WORK TASK:
Note how many lines in these entries contain "name", and reply with that number alone.
MATERIAL SUPPLIED Start Marker
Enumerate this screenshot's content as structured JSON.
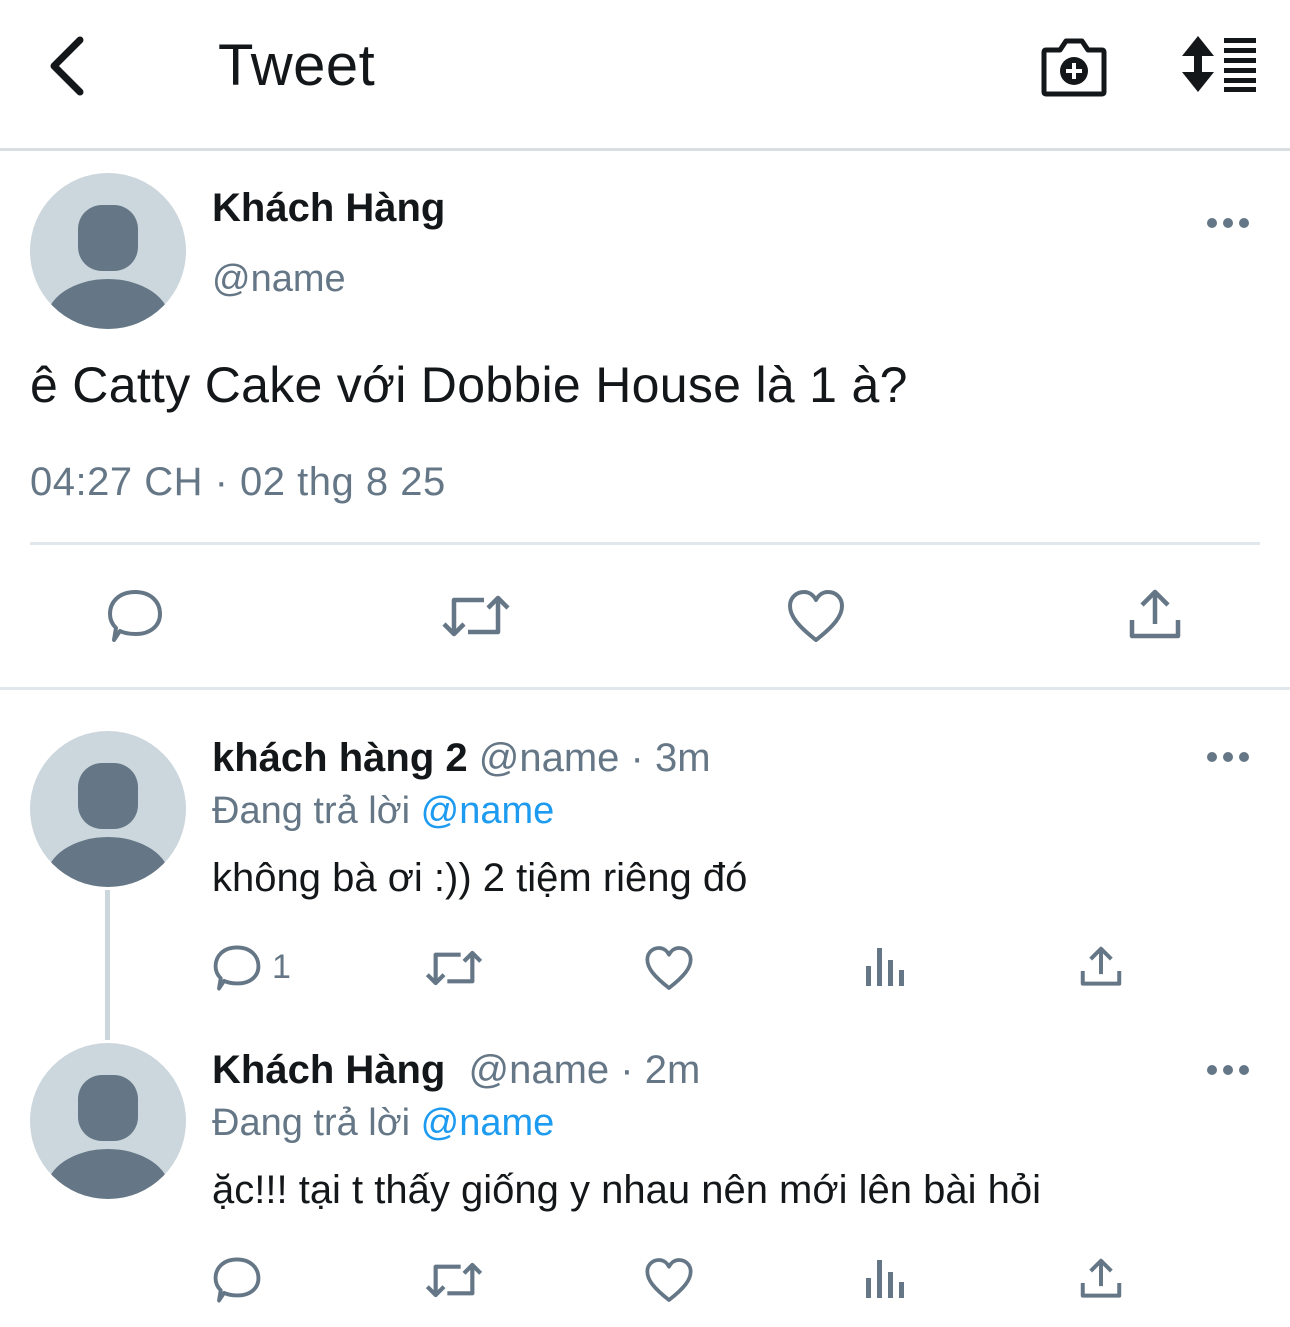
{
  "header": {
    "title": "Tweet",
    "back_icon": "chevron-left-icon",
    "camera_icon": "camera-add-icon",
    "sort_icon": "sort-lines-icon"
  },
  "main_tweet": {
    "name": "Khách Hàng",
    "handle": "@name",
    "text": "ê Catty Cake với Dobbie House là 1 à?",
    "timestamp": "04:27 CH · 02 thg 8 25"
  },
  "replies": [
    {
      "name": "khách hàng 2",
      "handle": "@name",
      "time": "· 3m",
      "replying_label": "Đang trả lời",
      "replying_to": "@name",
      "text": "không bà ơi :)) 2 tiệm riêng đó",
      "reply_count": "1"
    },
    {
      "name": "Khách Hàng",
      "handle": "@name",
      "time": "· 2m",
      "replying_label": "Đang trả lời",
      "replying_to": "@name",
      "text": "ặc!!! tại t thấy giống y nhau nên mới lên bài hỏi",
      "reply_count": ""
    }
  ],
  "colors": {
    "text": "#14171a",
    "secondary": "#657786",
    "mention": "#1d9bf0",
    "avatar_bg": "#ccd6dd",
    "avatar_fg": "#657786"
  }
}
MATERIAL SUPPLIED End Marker
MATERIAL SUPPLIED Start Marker
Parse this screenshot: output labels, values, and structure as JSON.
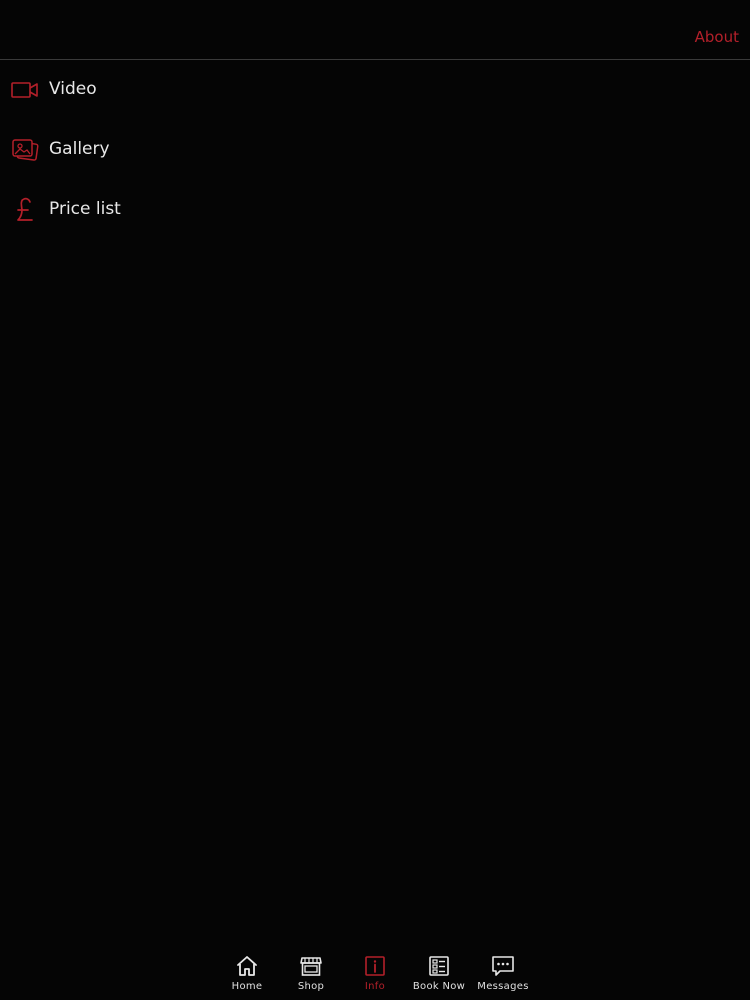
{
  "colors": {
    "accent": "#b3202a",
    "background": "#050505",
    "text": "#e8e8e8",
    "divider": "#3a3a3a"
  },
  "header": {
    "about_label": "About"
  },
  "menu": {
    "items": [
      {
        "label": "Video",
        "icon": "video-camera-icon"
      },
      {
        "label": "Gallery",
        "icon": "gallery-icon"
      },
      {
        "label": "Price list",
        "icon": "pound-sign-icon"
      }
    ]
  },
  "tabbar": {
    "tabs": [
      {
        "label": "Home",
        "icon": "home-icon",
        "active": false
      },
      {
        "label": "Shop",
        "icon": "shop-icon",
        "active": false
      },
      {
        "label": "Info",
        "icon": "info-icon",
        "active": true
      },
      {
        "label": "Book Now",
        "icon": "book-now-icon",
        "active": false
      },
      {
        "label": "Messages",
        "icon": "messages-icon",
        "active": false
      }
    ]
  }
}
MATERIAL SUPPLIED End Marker
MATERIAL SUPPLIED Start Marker
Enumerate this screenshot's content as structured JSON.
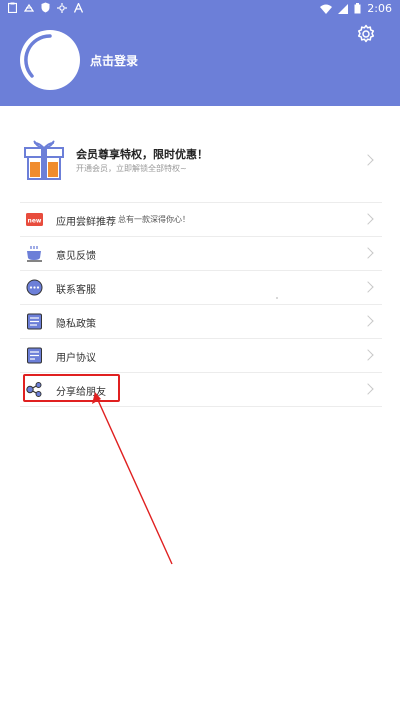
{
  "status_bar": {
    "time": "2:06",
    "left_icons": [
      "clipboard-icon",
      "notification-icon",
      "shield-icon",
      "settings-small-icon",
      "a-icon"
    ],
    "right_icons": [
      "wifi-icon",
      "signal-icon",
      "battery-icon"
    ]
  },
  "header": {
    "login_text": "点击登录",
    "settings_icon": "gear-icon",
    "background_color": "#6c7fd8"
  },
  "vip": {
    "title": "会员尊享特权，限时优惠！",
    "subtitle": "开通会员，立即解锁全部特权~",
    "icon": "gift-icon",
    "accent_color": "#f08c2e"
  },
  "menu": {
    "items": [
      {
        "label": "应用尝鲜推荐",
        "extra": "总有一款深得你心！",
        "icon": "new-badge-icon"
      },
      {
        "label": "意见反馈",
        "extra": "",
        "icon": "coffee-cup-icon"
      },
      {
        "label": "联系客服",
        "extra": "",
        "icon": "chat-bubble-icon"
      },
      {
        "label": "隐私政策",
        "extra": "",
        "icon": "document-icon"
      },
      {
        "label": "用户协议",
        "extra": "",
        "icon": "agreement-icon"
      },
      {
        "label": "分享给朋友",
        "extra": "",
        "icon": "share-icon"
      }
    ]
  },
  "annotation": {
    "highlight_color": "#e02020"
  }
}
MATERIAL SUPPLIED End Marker
FINISHED EXERCISE:
8